Capitol Dome Updates 2018
Scope of Practice
Eight bills were designed to authorize independent practice for advanced practice nurses (APRNs). Both the Senate and House Public Health Committee chairs stood firm and contained those bills without allowing them to be considered by the committee. Physicians responded to MSMA’s calls to action and flooded the Capitol with emails and phone calls stressing the quality care provided by a physician led team.
MSMA worked hand-in-hand with the State Department of Health and the Mississippi Immunization Coalition to protect the nation’s most comprehensive law requiring pre-school vaccinations. Six bills, four in the House and two in the Senate, were all defeated in committee.
Medicaid Re-authorization: SB2836
After contentious debate, lawmakers agreed in the final days of the 2018 legislative session on a reauthorization bill for the Division of Medicaid. Commonly called the Medicaid technical amendments bill, the reauthorization bill sets eligibility standards, provider reimbursement rates and the services that will be covered.
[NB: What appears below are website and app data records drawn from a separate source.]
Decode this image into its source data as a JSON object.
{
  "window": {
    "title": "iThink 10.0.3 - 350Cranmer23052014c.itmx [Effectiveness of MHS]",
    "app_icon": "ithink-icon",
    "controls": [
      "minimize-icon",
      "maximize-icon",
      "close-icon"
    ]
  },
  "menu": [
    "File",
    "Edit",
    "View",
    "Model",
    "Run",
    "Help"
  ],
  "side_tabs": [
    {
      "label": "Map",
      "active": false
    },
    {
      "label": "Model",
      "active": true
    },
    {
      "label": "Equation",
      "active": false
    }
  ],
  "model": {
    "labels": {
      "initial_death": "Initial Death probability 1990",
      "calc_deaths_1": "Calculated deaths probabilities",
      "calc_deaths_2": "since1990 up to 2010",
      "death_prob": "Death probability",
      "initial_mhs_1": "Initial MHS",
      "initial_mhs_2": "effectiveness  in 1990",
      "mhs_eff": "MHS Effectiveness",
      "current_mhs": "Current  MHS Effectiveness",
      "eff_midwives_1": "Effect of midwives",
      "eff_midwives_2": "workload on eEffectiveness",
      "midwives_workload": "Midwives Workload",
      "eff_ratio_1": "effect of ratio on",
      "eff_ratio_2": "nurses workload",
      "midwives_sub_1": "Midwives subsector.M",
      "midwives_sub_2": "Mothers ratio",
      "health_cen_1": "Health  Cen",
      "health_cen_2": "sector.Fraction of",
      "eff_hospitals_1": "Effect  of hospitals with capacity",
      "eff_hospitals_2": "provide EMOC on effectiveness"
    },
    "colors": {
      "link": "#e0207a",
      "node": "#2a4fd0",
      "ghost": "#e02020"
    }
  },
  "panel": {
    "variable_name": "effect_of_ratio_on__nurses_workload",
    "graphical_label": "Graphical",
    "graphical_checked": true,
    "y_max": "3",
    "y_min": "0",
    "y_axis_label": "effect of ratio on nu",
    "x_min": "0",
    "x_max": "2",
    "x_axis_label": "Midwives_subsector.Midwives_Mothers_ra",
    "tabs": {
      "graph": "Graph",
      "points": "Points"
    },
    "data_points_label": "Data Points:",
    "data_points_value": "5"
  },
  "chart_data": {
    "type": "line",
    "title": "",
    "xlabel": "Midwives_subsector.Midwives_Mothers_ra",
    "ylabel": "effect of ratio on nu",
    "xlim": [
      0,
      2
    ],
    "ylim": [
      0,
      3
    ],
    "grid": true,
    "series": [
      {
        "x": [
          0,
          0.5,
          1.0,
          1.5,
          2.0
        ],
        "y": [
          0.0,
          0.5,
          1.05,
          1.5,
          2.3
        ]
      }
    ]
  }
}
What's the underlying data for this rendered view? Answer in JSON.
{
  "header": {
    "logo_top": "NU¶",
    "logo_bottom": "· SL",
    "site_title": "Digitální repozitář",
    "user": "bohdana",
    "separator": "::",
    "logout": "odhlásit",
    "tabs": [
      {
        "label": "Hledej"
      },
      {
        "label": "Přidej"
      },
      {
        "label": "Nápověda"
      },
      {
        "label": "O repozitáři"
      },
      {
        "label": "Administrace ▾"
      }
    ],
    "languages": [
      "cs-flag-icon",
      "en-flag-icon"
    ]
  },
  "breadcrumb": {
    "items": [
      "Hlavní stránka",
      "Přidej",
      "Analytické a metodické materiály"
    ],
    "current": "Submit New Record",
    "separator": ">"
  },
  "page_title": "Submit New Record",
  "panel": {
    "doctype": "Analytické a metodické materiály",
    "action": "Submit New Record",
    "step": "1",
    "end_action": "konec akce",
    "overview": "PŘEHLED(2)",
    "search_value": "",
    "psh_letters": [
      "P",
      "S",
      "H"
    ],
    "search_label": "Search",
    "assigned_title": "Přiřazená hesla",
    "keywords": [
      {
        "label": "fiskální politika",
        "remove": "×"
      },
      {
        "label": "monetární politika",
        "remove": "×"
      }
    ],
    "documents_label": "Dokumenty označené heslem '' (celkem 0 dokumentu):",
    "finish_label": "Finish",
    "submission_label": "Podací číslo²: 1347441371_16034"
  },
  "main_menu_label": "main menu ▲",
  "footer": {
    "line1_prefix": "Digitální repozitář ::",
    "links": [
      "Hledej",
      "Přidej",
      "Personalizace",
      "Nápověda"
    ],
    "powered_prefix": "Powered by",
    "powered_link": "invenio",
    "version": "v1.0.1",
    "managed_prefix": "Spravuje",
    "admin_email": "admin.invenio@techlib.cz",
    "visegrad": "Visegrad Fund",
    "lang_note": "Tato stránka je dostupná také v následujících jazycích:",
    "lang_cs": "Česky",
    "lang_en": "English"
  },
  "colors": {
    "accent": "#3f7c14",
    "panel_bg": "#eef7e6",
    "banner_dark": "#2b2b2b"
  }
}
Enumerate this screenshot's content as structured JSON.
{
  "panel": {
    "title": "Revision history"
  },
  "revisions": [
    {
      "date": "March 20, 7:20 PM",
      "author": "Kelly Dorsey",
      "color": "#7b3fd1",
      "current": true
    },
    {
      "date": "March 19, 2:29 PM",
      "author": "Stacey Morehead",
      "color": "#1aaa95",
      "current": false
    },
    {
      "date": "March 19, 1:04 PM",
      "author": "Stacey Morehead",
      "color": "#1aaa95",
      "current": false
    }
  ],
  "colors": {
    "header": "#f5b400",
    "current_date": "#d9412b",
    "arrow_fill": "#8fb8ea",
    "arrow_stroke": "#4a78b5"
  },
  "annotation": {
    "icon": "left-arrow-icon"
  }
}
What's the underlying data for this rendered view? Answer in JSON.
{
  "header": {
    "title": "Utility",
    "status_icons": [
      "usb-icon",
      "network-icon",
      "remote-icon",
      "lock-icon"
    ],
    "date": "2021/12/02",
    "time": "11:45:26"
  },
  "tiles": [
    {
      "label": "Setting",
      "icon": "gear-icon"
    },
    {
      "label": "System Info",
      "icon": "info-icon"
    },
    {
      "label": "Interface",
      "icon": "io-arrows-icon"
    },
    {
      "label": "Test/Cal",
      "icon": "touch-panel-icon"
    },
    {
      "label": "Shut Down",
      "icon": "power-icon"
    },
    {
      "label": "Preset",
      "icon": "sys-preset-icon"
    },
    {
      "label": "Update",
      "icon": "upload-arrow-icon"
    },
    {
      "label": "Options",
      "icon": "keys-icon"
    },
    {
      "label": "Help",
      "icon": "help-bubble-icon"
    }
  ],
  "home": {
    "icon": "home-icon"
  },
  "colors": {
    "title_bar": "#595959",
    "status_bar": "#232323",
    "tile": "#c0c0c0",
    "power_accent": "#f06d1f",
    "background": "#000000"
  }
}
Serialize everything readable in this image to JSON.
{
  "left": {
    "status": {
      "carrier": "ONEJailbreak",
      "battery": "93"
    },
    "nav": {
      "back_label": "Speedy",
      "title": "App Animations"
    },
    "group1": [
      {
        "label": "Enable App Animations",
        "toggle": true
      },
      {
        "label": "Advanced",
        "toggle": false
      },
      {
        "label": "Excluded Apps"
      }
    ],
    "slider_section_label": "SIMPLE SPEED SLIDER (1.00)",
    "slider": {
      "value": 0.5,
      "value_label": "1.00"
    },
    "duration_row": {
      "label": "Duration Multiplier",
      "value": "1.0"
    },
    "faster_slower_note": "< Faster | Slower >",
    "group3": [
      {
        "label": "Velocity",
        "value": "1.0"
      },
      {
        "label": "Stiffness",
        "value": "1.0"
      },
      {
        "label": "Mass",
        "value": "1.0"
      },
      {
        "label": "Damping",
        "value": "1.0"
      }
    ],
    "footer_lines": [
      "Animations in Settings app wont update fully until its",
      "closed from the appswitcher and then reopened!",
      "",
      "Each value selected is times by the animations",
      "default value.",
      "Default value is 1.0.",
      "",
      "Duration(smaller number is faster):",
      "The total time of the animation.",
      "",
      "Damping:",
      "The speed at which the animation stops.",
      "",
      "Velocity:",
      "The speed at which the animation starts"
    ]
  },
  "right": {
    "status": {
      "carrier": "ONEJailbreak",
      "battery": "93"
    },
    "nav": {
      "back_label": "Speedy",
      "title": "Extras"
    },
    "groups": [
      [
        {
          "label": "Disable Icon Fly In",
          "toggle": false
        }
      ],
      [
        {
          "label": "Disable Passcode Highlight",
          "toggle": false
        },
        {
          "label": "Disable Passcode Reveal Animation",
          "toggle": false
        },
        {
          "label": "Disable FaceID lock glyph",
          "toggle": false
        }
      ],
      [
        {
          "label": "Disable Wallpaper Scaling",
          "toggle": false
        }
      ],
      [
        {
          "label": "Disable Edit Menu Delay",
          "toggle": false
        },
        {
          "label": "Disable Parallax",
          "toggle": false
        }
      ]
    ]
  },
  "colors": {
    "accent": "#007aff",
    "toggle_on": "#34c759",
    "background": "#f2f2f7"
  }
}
A summary follows.
• Requires managed care companies to reimburse providers at or above Medicaid fee-for-service rates.
• Removes the physician office visit limit and allows the Division of Medicaid to increase the limit.
• Allows OB-GYNs to be paid 100% of the Medicare allowable rate for primary care services.
• Allows physician-administered drugs to be billed as either a medical claim or a pharmacy claim so the physician does not have to stock items like long acting reversible contraceptives (LARCs) and injectable anti-psychotic medications.
• Requires the managed care organizations (MCOs) to accept credentialing of providers by the Division of Medicaid and prohibits separate credentialing by the MCO.
• Removes the five-prescription drug limit and allows the Division of Medicaid to increase the limit.
• Clarifies existing authority of the Governor to address revenue deficits and removes the protection that previously capped the amount hospital reimbursement could be reduced.
• Requires more audits and evaluations of the MississippiCAN program.